"While most Americans take broadband for granted, 26.4% of rural Americans lack access to broadband," the Missouri farmer told the Agriculture Subcommittee on Commodity Exchanges, Energy and Credit. "This is alarming, particularly when compared to the only 1.7% of urban Americans who lack such access."
Yet even these disheartening numbers understate the extent of the problem.
Current broadband data and maps "fail to accurately determine broadband access," Hurst said. "Farmers and ranchers ... must have access to fixed and mobile broadband to be more efficient, economical and responsive to environmental needs."
The upside to broadband, meanwhile, is significant. Hurst presented the committee with a Farm Bureau study showing that widespread broadband service could boost the agricultural economy by an estimated $64.5 billion.

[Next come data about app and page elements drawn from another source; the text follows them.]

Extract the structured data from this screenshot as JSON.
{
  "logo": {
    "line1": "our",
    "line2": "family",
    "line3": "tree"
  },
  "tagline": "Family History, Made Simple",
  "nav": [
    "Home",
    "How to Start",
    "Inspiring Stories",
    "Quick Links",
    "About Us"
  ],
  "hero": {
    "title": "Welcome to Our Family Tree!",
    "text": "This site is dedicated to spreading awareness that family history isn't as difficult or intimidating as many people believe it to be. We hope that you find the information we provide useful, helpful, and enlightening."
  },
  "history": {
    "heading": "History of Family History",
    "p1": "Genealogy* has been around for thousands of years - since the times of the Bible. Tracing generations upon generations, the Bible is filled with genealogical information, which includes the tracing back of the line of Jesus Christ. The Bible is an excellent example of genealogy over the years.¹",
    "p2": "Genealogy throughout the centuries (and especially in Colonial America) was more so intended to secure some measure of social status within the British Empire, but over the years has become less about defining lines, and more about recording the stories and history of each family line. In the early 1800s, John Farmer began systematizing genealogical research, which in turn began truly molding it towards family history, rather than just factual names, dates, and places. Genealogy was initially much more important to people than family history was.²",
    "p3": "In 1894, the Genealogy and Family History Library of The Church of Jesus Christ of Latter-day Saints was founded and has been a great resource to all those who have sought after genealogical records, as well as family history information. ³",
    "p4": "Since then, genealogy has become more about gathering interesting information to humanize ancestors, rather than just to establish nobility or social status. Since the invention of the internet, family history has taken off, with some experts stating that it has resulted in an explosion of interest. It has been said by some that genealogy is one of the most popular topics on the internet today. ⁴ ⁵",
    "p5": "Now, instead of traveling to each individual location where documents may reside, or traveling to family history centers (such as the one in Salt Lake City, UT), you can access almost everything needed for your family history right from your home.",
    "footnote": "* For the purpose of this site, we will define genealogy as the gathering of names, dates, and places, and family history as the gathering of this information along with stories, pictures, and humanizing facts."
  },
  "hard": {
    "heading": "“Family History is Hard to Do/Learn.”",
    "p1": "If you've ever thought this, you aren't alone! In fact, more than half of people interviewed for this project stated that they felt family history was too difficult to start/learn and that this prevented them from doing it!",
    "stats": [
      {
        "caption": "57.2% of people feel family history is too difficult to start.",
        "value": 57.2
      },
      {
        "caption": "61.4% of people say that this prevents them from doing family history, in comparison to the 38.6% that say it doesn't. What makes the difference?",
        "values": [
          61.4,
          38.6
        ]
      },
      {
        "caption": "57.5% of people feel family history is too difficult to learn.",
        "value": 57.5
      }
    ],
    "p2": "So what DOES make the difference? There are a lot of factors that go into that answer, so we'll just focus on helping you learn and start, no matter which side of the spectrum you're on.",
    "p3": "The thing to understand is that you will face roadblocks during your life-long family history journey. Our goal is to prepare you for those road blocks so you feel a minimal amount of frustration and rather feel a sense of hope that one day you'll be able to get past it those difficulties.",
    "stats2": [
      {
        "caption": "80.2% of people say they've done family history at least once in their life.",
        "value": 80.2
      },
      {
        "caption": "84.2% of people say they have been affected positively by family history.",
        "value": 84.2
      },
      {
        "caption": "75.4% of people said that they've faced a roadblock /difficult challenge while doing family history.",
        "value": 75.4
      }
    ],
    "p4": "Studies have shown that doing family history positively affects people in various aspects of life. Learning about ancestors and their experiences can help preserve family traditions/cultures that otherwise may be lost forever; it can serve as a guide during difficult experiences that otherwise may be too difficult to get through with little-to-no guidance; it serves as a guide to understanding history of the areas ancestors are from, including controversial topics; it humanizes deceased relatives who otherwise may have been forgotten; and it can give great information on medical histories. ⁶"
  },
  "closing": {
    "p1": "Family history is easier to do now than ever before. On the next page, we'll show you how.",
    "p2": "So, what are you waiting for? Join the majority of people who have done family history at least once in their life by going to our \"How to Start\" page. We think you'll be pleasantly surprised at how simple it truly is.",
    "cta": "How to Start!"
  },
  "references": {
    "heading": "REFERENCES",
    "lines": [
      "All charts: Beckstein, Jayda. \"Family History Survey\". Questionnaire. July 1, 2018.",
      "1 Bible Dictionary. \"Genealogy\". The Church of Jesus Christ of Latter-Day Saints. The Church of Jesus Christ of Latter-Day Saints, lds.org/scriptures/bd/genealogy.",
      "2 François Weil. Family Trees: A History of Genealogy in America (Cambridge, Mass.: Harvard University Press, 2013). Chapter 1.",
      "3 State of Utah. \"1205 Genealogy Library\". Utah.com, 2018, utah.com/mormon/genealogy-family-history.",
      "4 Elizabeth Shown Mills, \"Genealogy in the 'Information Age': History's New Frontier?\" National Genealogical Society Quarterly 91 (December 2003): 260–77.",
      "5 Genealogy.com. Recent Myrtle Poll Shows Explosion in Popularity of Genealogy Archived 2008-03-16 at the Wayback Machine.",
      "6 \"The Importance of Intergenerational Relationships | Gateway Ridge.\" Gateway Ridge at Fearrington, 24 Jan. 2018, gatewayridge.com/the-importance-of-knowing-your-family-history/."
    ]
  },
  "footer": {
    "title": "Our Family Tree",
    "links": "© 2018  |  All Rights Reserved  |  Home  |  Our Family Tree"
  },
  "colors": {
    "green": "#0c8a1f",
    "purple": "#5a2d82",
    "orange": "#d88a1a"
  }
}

Broadband connectivity allows equipment like cloud-connected planters, irrigators, tractors, and harvesters to automatically change application rates for seed, fertilizer and more. This improves sustainability by enabling farmers to apply less water, protect soil health and precisely plant seeds, which also helps farmers save money.
"After we collect this data, we must transfer it from our machines to the company who writes our 'prescriptions,' share it with our partners who supply our seed, and eventually utilize it when making crop insurance and other business decisions," Hurst said. "Transferring this data, which is essential to the future success of every farmer, requires access to fast, reliable and affordable broadband."

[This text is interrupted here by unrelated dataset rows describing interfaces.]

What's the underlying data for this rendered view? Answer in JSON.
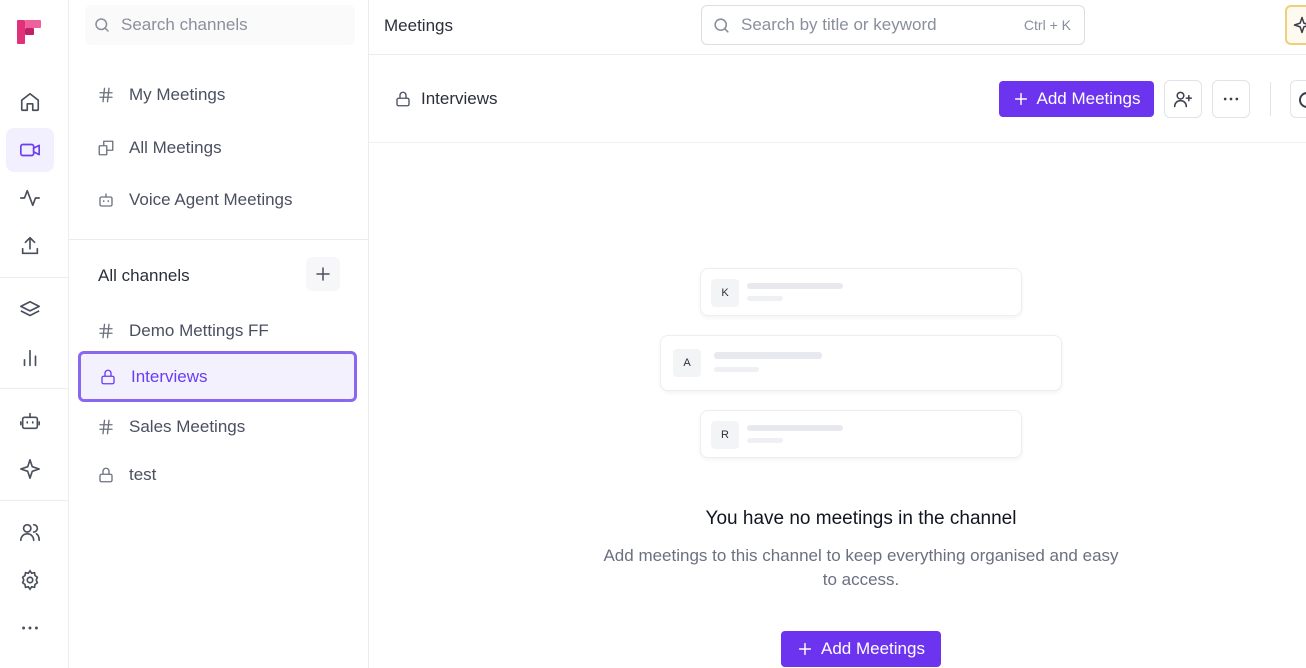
{
  "sidebar": {
    "search_placeholder": "Search channels",
    "quick_items": [
      {
        "label": "My Meetings",
        "icon": "hash-icon"
      },
      {
        "label": "All Meetings",
        "icon": "copy-icon"
      },
      {
        "label": "Voice Agent Meetings",
        "icon": "robot-icon"
      }
    ],
    "channels_title": "All channels",
    "channels": [
      {
        "label": "Demo Mettings FF",
        "icon": "hash-icon"
      },
      {
        "label": "Interviews",
        "icon": "lock-icon",
        "selected": true
      },
      {
        "label": "Sales Meetings",
        "icon": "hash-icon"
      },
      {
        "label": "test",
        "icon": "lock-icon"
      }
    ]
  },
  "topbar": {
    "title": "Meetings",
    "search_placeholder": "Search by title or keyword",
    "shortcut": "Ctrl + K"
  },
  "channel_header": {
    "name": "Interviews",
    "add_button": "Add Meetings"
  },
  "empty_state": {
    "cards": [
      "K",
      "A",
      "R"
    ],
    "title": "You have no meetings in the channel",
    "description": "Add meetings to this channel to keep everything organised and easy to access.",
    "add_button": "Add Meetings"
  },
  "colors": {
    "accent": "#6d34f0",
    "selected_border": "#8b67f0",
    "selected_bg": "#f4f1ff"
  }
}
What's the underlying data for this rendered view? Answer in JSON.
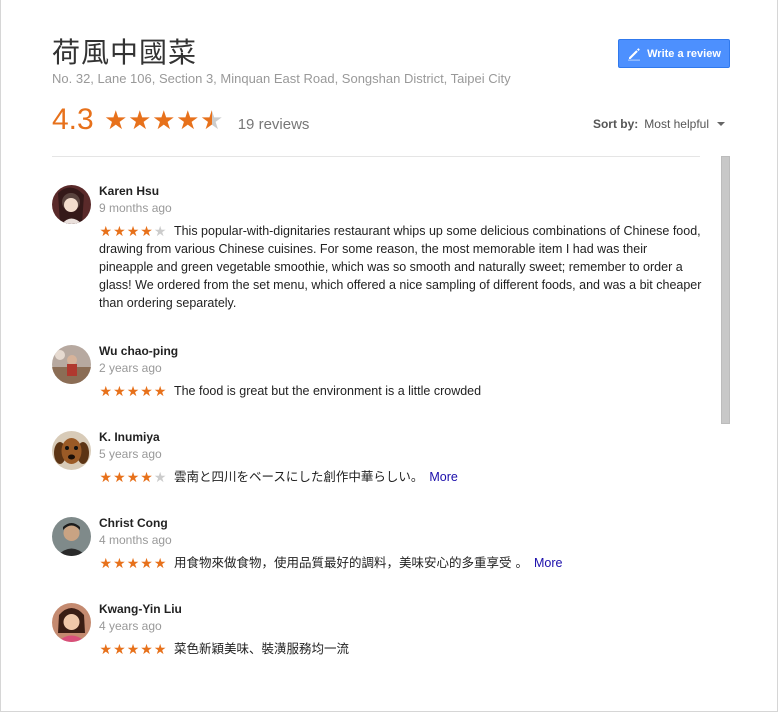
{
  "place": {
    "name": "荷風中國菜",
    "address": "No. 32, Lane 106, Section 3, Minquan East Road, Songshan District, Taipei City"
  },
  "write_review": {
    "label": "Write a review",
    "icon": "pencil-icon"
  },
  "summary": {
    "score": "4.3",
    "rating_value": 4.3,
    "reviews_label": "19 reviews"
  },
  "sort": {
    "label": "Sort by:",
    "value": "Most helpful"
  },
  "colors": {
    "accent": "#e7711b",
    "button": "#4d90fe",
    "link": "#1a0dab"
  },
  "reviews": [
    {
      "name": "Karen Hsu",
      "time": "9 months ago",
      "rating": 4,
      "text": "This popular-with-dignitaries restaurant whips up some delicious combinations of Chinese food, drawing from various Chinese cuisines. For some reason, the most memorable item I had was their pineapple and green vegetable smoothie, which was so smooth and naturally sweet; remember to order a glass! We ordered from the set menu, which offered a nice sampling of different foods, and was a bit cheaper than ordering separately.",
      "more": ""
    },
    {
      "name": "Wu chao-ping",
      "time": "2 years ago",
      "rating": 5,
      "text": "The food is great but the environment is a little crowded",
      "more": ""
    },
    {
      "name": "K. Inumiya",
      "time": "5 years ago",
      "rating": 4,
      "text": "雲南と四川をベースにした創作中華らしい。",
      "more": "More"
    },
    {
      "name": "Christ Cong",
      "time": "4 months ago",
      "rating": 5,
      "text": "用食物來做食物，使用品質最好的調料，美味安心的多重享受 。",
      "more": "More"
    },
    {
      "name": "Kwang-Yin Liu",
      "time": "4 years ago",
      "rating": 5,
      "text": "菜色新穎美味、裝潢服務均一流",
      "more": ""
    }
  ]
}
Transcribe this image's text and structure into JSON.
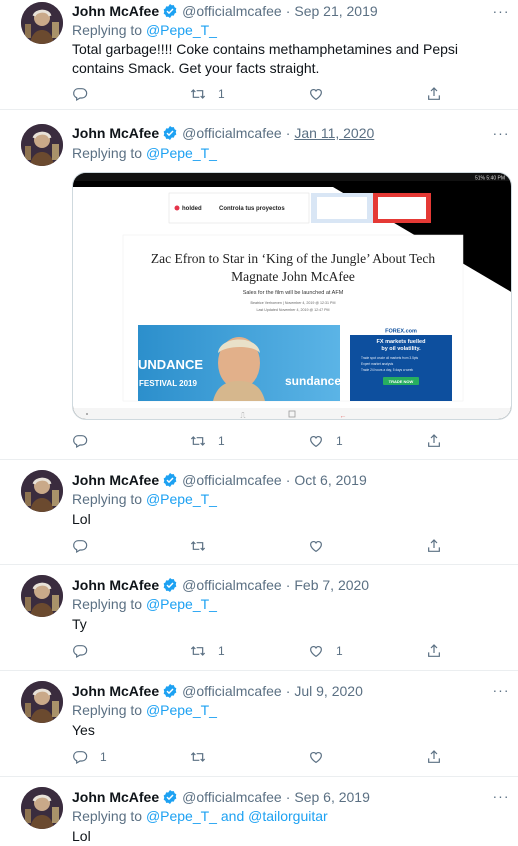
{
  "author": {
    "name": "John McAfee",
    "handle": "@officialmcafee"
  },
  "colors": {
    "accent": "#1da1f2",
    "muted": "#5b7083",
    "text": "#0f1419",
    "border": "#ebeef0"
  },
  "tweets": [
    {
      "date": "Sep 21, 2019",
      "replying_label": "Replying to",
      "replying_to": "@Pepe_T_",
      "text": "Total garbage!!!! Coke contains methamphetamines and Pepsi contains Smack. Get your facts straight.",
      "replies": "",
      "retweets": "1",
      "likes": ""
    },
    {
      "date": "Jan 11, 2020",
      "replying_label": "Replying to",
      "replying_to": "@Pepe_T_",
      "text": "",
      "replies": "",
      "retweets": "1",
      "likes": "1",
      "media": {
        "status_bar": "51% 5:40 PM",
        "ad_brand": "holded",
        "ad_text": "Controla tus proyectos",
        "headline": "Zac Efron to Star in 'King of the Jungle' About Tech Magnate John McAfee",
        "subhead": "Sales for the film will be launched at AFM",
        "byline": "Beatrice Verhoeven | November 4, 2019 @ 12:31 PM",
        "updated": "Last Updated November 4, 2019 @ 12:47 PM",
        "photo_text_1": "UNDANCE",
        "photo_text_2": "FESTIVAL 2019",
        "photo_text_3": "sundance",
        "side_ad_brand": "FOREX.com",
        "side_ad_title": "FX markets fuelled by oil volatility.",
        "side_ad_bullets": [
          "Trade spot crude oil markets from 3.5pts",
          "Expert market analysis",
          "Trade 24 hours a day, 5 days a week"
        ],
        "side_ad_button": "TRADE NOW"
      }
    },
    {
      "date": "Oct 6, 2019",
      "replying_label": "Replying to",
      "replying_to": "@Pepe_T_",
      "text": "Lol",
      "replies": "",
      "retweets": "",
      "likes": ""
    },
    {
      "date": "Feb 7, 2020",
      "replying_label": "Replying to",
      "replying_to": "@Pepe_T_",
      "text": "Ty",
      "replies": "",
      "retweets": "1",
      "likes": "1"
    },
    {
      "date": "Jul 9, 2020",
      "replying_label": "Replying to",
      "replying_to": "@Pepe_T_",
      "text": "Yes",
      "replies": "1",
      "retweets": "",
      "likes": ""
    },
    {
      "date": "Sep 6, 2019",
      "replying_label": "Replying to",
      "replying_to": "@Pepe_T_",
      "replying_and": "and",
      "replying_to_2": "@tailorguitar",
      "text": "Lol"
    }
  ],
  "icons": {
    "reply": "reply-icon",
    "retweet": "retweet-icon",
    "like": "like-icon",
    "share": "share-icon",
    "more": "more-icon",
    "verified": "verified-icon"
  }
}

Reliable broadband will also contribute to the health and welfare of animals, Hurst said. Digital connectivity is playing an increasingly important role in optimizing animal care.

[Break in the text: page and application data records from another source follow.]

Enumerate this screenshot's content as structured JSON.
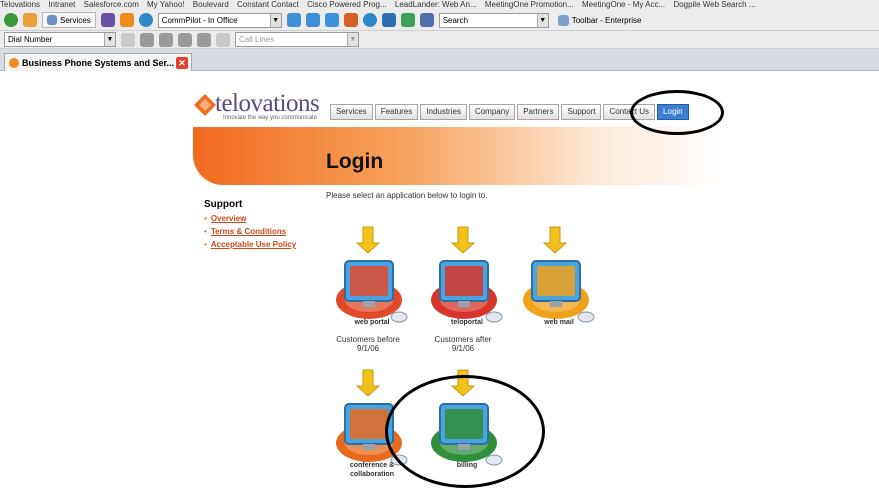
{
  "bookmarks": [
    "Telovations",
    "Intranet",
    "Salesforce.com",
    "My Yahoo!",
    "Boulevard",
    "Constant Contact",
    "Cisco Powered Prog...",
    "LeadLander: Web An...",
    "MeetingOne Promotion...",
    "MeetingOne - My Acc...",
    "Dogpile Web Search ..."
  ],
  "toolbar1": {
    "services": "Services",
    "status": "CommPilot - In Office",
    "search": "Search",
    "toolbar_label": "Toolbar - Enterprise"
  },
  "toolbar2": {
    "dial": "Dial Number",
    "call_lines": "Call Lines"
  },
  "tab": {
    "title": "Business Phone Systems and Ser..."
  },
  "logo": {
    "name": "telovations",
    "tagline": "Innovate the way you communicate"
  },
  "nav": [
    "Services",
    "Features",
    "Industries",
    "Company",
    "Partners",
    "Support",
    "Contact Us",
    "Login"
  ],
  "page": {
    "title": "Login",
    "intro": "Please select an application below to login to.",
    "support_heading": "Support",
    "support_links": [
      "Overview",
      "Terms & Conditions",
      "Acceptable Use Policy"
    ]
  },
  "apps": [
    {
      "label": "web portal",
      "caption": "Customers before 9/1/06",
      "color": "#e04a2a",
      "icon": "grid-icon"
    },
    {
      "label": "teloportal",
      "caption": "Customers after 9/1/06",
      "color": "#d8352a",
      "icon": "phone-icon"
    },
    {
      "label": "web mail",
      "caption": "",
      "color": "#f0a21a",
      "icon": "envelope-icon"
    },
    {
      "label": "conference & collaboration",
      "caption": "",
      "color": "#e86a1e",
      "icon": "people-icon"
    },
    {
      "label": "billing",
      "caption": "",
      "color": "#2f8f3a",
      "icon": "dollar-icon"
    }
  ]
}
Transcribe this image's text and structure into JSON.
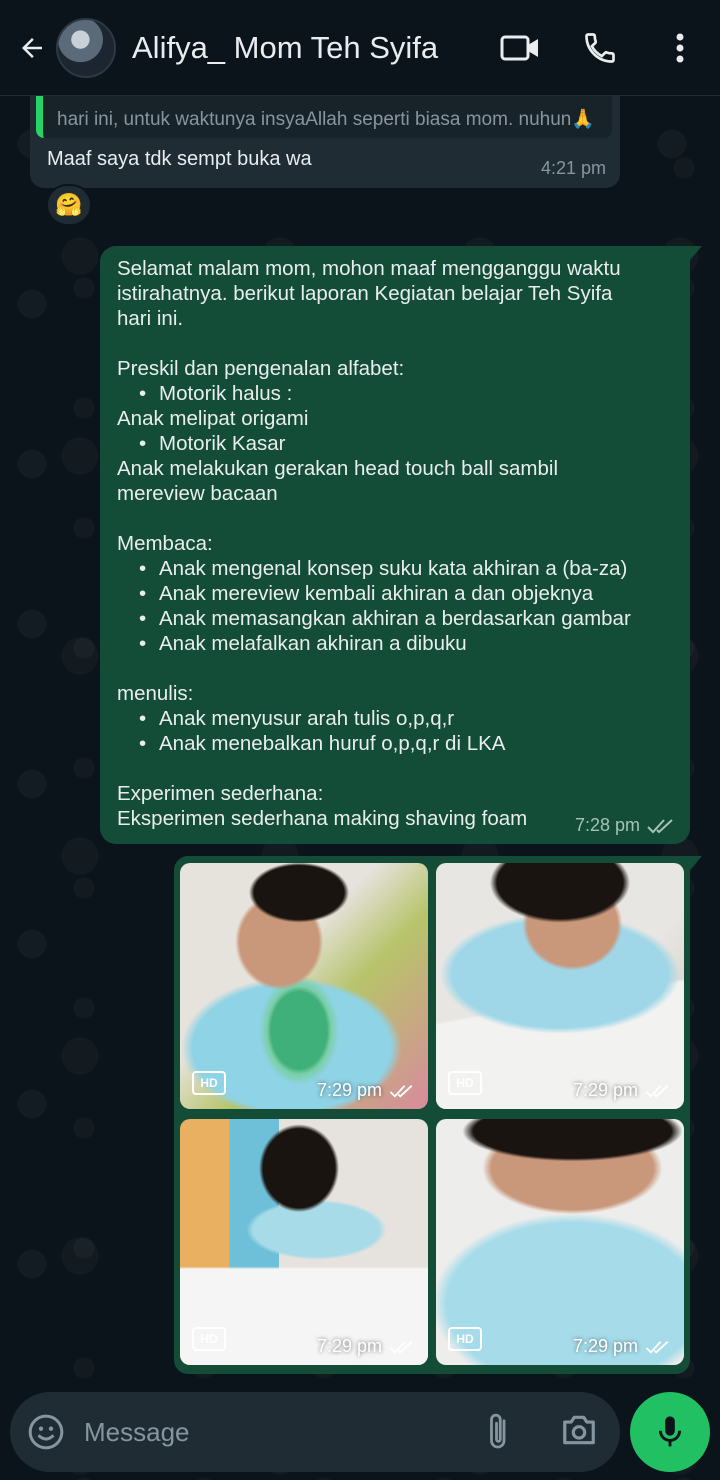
{
  "header": {
    "contact_name": "Alifya_ Mom Teh Syifa",
    "icons": [
      "back-arrow-icon",
      "video-call-icon",
      "phone-icon",
      "more-vert-icon"
    ]
  },
  "incoming": {
    "quote_text": "hari ini, untuk waktunya insyaAllah seperti biasa mom. nuhun🙏",
    "text": "Maaf saya tdk sempt buka wa",
    "time": "4:21 pm",
    "reaction": "🤗"
  },
  "outgoing": {
    "lines": [
      {
        "type": "text",
        "text": "Selamat malam mom, mohon maaf mengganggu waktu"
      },
      {
        "type": "text",
        "text": "istirahatnya. berikut laporan Kegiatan belajar Teh Syifa"
      },
      {
        "type": "text",
        "text": "hari ini."
      },
      {
        "type": "blank",
        "text": ""
      },
      {
        "type": "text",
        "text": "Preskil dan pengenalan alfabet:"
      },
      {
        "type": "bullet",
        "text": "Motorik halus :"
      },
      {
        "type": "text",
        "text": "Anak melipat origami"
      },
      {
        "type": "bullet",
        "text": "Motorik Kasar"
      },
      {
        "type": "text",
        "text": "Anak melakukan gerakan head touch ball sambil"
      },
      {
        "type": "text",
        "text": "mereview bacaan"
      },
      {
        "type": "blank",
        "text": ""
      },
      {
        "type": "text",
        "text": "Membaca:"
      },
      {
        "type": "bullet",
        "text": "Anak mengenal konsep suku kata akhiran a (ba-za)"
      },
      {
        "type": "bullet",
        "text": "Anak mereview kembali akhiran a dan objeknya"
      },
      {
        "type": "bullet",
        "text": "Anak memasangkan akhiran a berdasarkan gambar"
      },
      {
        "type": "bullet",
        "text": "Anak melafalkan akhiran a dibuku"
      },
      {
        "type": "blank",
        "text": ""
      },
      {
        "type": "text",
        "text": "menulis:"
      },
      {
        "type": "bullet",
        "text": "Anak menyusur arah tulis o,p,q,r"
      },
      {
        "type": "bullet",
        "text": "Anak menebalkan huruf o,p,q,r di LKA"
      },
      {
        "type": "blank",
        "text": ""
      },
      {
        "type": "text",
        "text": "Experimen sederhana:"
      },
      {
        "type": "text",
        "text": "Eksperimen sederhana making shaving foam"
      }
    ],
    "bullet_char": "•",
    "time": "7:28 pm",
    "status": "read"
  },
  "media": {
    "photos": [
      {
        "time": "7:29 pm",
        "hd": "HD",
        "scene": "child-with-green-cup"
      },
      {
        "time": "7:29 pm",
        "hd": "HD",
        "scene": "child-with-worksheet"
      },
      {
        "time": "7:29 pm",
        "hd": "HD",
        "scene": "child-writing-on-board"
      },
      {
        "time": "7:29 pm",
        "hd": "HD",
        "scene": "child-close-up"
      }
    ]
  },
  "composer": {
    "placeholder": "Message",
    "value": ""
  },
  "colors": {
    "background": "#0b141a",
    "incoming_bubble": "#1f2c33",
    "outgoing_bubble": "#134d37",
    "accent": "#21c063",
    "quote_bar": "#25d366"
  }
}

"From monitoring feed usage and rations to scheduling delivery of animals, livestock farmers use broadband daily to improve the efficiency of their operations and ensure the health of their herds ...All the data collected can be compiled into production reports which help farmers make more informed decisions about their farm and ranch."